Hornets and wasps: assholes with wings
Kim Bock

Humans are not the only ones anxious for spring flowers to bloom. Pollinator insects that have endured winter in man-made hives, cavities in dead trees or even holes in the ground are happily searching out nectar and pollen sources.  

As I write, early fruit blossoms such as apricots and nanking cherries are being visited by all kinds of flying critters. Bumblebees, honeybees, hummingbird moths and cute little hoverflies (my favorite wild pollinator) are busy whenever the sun shines. 

Flowering bulbs like hyacinth, daffodil and crocus are up now and providing food. Dandelions and other “weeds” are important early food sources before gardens and other wild plants are bursting in bloom. Dandelion Day in Carbondale is May 11 this year so come enjoy the spring festivities!

Honeybees are great foragers and the many varieties of honeybees have different characteristics and personalities. Most commercial and hobby beekeepers keep Italian honeybees, Apis mellifera ligustica. They are generally docile, provide good honey output and have a moderately low tendency to swarm. This spring, however, a couple of local beekeeper friends are introducing Russian bees into their bee yards. Russians are promoted to be resistant to certain bee-killing pests. They also produce as much honey as the Italian bees. I’m hopeful their results are positive. I’ll keep you posted in the fall.

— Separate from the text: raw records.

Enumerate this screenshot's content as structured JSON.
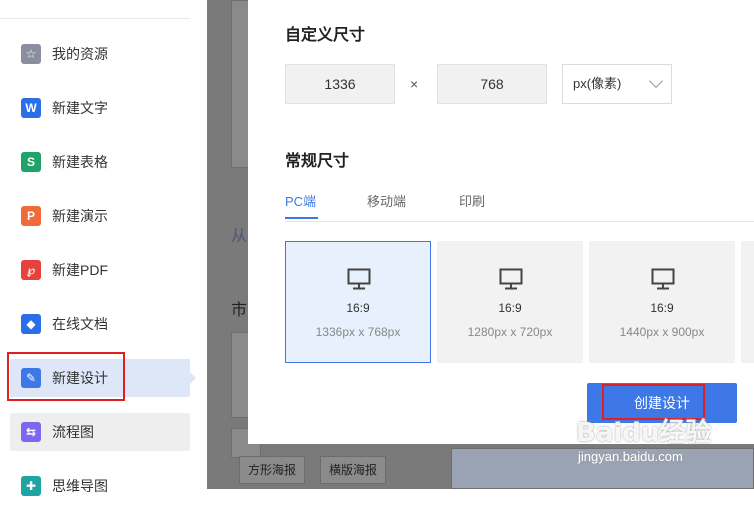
{
  "sidebar": {
    "items": [
      {
        "label": "我的资源",
        "icon": "star-icon",
        "color": "#8a8fa0",
        "glyph": "☆"
      },
      {
        "label": "新建文字",
        "icon": "writer-icon",
        "color": "#2b6fe8",
        "glyph": "W"
      },
      {
        "label": "新建表格",
        "icon": "spreadsheet-icon",
        "color": "#1fa36b",
        "glyph": "S"
      },
      {
        "label": "新建演示",
        "icon": "presentation-icon",
        "color": "#ef6b3a",
        "glyph": "P"
      },
      {
        "label": "新建PDF",
        "icon": "pdf-icon",
        "color": "#e6413a",
        "glyph": "℘"
      },
      {
        "label": "在线文档",
        "icon": "online-doc-icon",
        "color": "#2b6fe8",
        "glyph": "◆"
      },
      {
        "label": "新建设计",
        "icon": "design-icon",
        "color": "#3d78e6",
        "glyph": "✎"
      },
      {
        "label": "流程图",
        "icon": "flowchart-icon",
        "color": "#7b68ee",
        "glyph": "⇆"
      },
      {
        "label": "思维导图",
        "icon": "mindmap-icon",
        "color": "#1fa3a3",
        "glyph": "✚"
      }
    ],
    "active_index": 6
  },
  "background": {
    "link_fragment": "从",
    "section_fragment": "市",
    "tags": [
      "方形海报",
      "横版海报"
    ]
  },
  "modal": {
    "custom_title": "自定义尺寸",
    "width_value": "1336",
    "times_sign": "×",
    "height_value": "768",
    "unit_selected": "px(像素)",
    "common_title": "常规尺寸",
    "tabs": [
      "PC端",
      "移动端",
      "印刷"
    ],
    "active_tab": 0,
    "presets": [
      {
        "ratio": "16:9",
        "dims": "1336px x 768px",
        "selected": true
      },
      {
        "ratio": "16:9",
        "dims": "1280px x 720px",
        "selected": false
      },
      {
        "ratio": "16:9",
        "dims": "1440px x 900px",
        "selected": false
      }
    ],
    "create_label": "创建设计"
  },
  "watermark": {
    "brand": "Baidu经验",
    "url": "jingyan.baidu.com"
  },
  "colors": {
    "accent": "#3d78e6",
    "highlight": "#e02020"
  }
}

Several beekeepers I know lost many hives this winter. Some report abandoned hives full of honey, others report hives full of dead bees and little honey. At our regular beekeepers group (see Roaring Fork Bee Guardians on Facebook), we discussed the lack of consistency with survivorship of the hives. There are bee diseases and parasitic insects to watch out for, so our monthly gatherings are important sharing opportunities. Everyone is welcome, whether you have bees or just enjoy honey and want to learn how that honey gets to your pantry.

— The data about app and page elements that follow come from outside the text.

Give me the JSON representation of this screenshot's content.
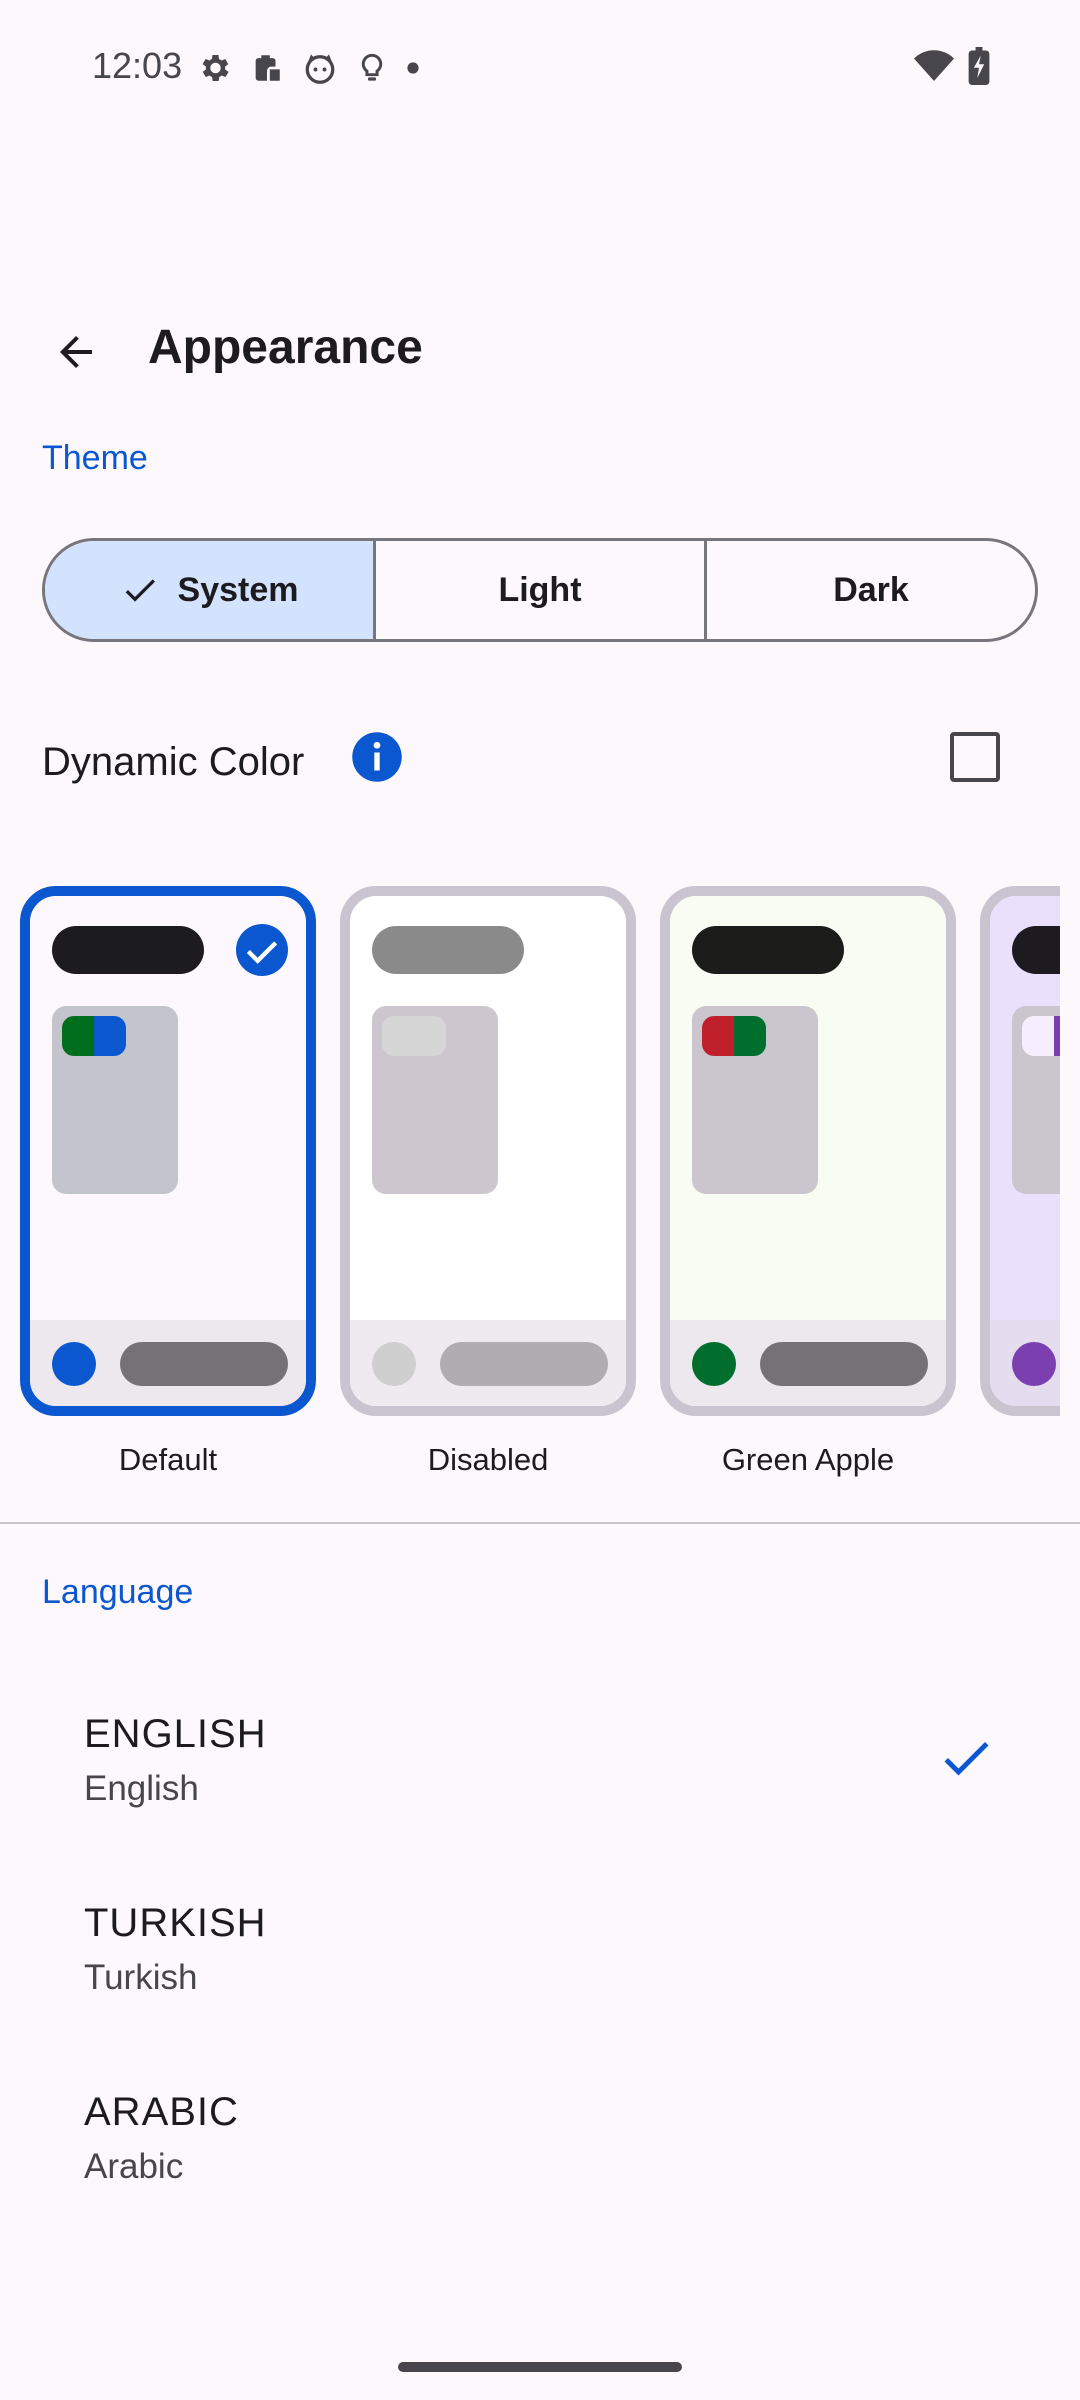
{
  "status_bar": {
    "time": "12:03",
    "icons": [
      "gear-icon",
      "clipboard-icon",
      "cat-icon",
      "bulb-icon",
      "dot-icon"
    ],
    "right_icons": [
      "wifi-icon",
      "battery-charging-icon"
    ]
  },
  "app_bar": {
    "title": "Appearance",
    "back_icon": "arrow-back-icon"
  },
  "theme": {
    "section_label": "Theme",
    "segments": [
      {
        "label": "System",
        "selected": true
      },
      {
        "label": "Light",
        "selected": false
      },
      {
        "label": "Dark",
        "selected": false
      }
    ]
  },
  "dynamic_color": {
    "label": "Dynamic Color",
    "info_icon": "info-icon",
    "checked": false
  },
  "theme_previews": [
    {
      "label": "Default",
      "selected": true,
      "surface": "#fdf8fd",
      "bar": "#1c1b1f",
      "card": "#c4c4cc",
      "swatch": [
        "#006e1c",
        "#0b57d0"
      ],
      "bottom": "#ede8ee",
      "dot": "#0b57d0",
      "pill": "#747277"
    },
    {
      "label": "Disabled",
      "selected": false,
      "surface": "#ffffff",
      "bar": "#8a8a8a",
      "card": "#cdc6cf",
      "swatch": [
        "#d6d6d6",
        "#d6d6d6"
      ],
      "bottom": "#efeaef",
      "dot": "#cfcfcf",
      "pill": "#b0adb2"
    },
    {
      "label": "Green Apple",
      "selected": false,
      "surface": "#f8fcf2",
      "bar": "#1b1c1a",
      "card": "#cbc6cd",
      "swatch": [
        "#c0202a",
        "#006e2c"
      ],
      "bottom": "#ede8ee",
      "dot": "#006e2c",
      "pill": "#747277"
    },
    {
      "label": "",
      "selected": false,
      "surface": "#ebe0fb",
      "bar": "#1d1b20",
      "card": "#cbc6cd",
      "swatch": [
        "#f6edff",
        "#7b3fb0"
      ],
      "bottom": "#e5dcef",
      "dot": "#7b3fb0",
      "pill": "#747277"
    }
  ],
  "language": {
    "section_label": "Language",
    "items": [
      {
        "title": "ENGLISH",
        "subtitle": "English",
        "selected": true
      },
      {
        "title": "TURKISH",
        "subtitle": "Turkish",
        "selected": false
      },
      {
        "title": "ARABIC",
        "subtitle": "Arabic",
        "selected": false
      }
    ]
  },
  "colors": {
    "accent": "#0b57d0",
    "background": "#fcf8fc",
    "selected_segment": "#d3e3fd"
  }
}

Bee hives can contain 50,000-100,000 bees, depending on the time of year and how many boxes the beekeeper puts on top. Most hives contain mostly female bees, and the complete lifespan of a bee is only 45 days! 

From birth they are working, cleaning cells in the honeycomb, then feeding larvae. Around day 12 they are producing wax and building comb. They leave the hive and start foraging at three weeks of age, until they die. Short and sweet, I suppose. They deserve so much love and respect!

Commercial apiarists load thousands of hives onto flatbed trucks and move them around the country to pollinate important crops. In fact, without these traveling hives, California’s almond crop would be so much smaller. So, think of (and give thanks) to those hard-working bee-gals when nibbling on almonds, berries or pretty much any other plant crop.

Spring and early summer is the time when crowded hives split into two groups of bees, each with their own queen. Queens are responsible for egg-laying and keeping the hive populations adequate. When a swarm happens the new queen leaves with several thousand workers and they literally hang out in a dense cluster (typically as large as a basketball) near the original hive. They wait for scout bees to find a suitable home and lead the others and their queen to begin a new life together. If you see a swarm, PLEASE DO NOT TRY TO KILL THEM! 

They will leave their hangout within a few hours or by the next day. Quickly contact a beekeeper via the Facebook group Roaring Fork Bee Guardians to come fetch them. Beekeepers love free bees!  Watching someone catch a swarm is one of the coolest things you’ll ever see.

Now that I’ve extolled just a few of the many virtues of our Apis friends, let’s be aware of those stinging buggers that are also gaining their spring wings – hornets and wasps. My friends’ dog is an avid fly catcher and is much fun to watch. We call regular flies “sky raisins.” The poor dog doesn’t differentiate between flying prey, so sometimes she catches a “jalapeno sky raisin” also known as a wasp. Ouch! Swollen snout and lips do not seem to deter her the next time though. How many of us, or our kids, have been surprised or stung when quaffing a canned beverage in the summer? Be advised, it’s time to tap the can before hoisting to the mouth!

 

Kim Bock is pondering the insects and weeds in her El Jebel garden, in between rain showers and sleet. She can be reached at 

kimbock.treedoc@gmail.com.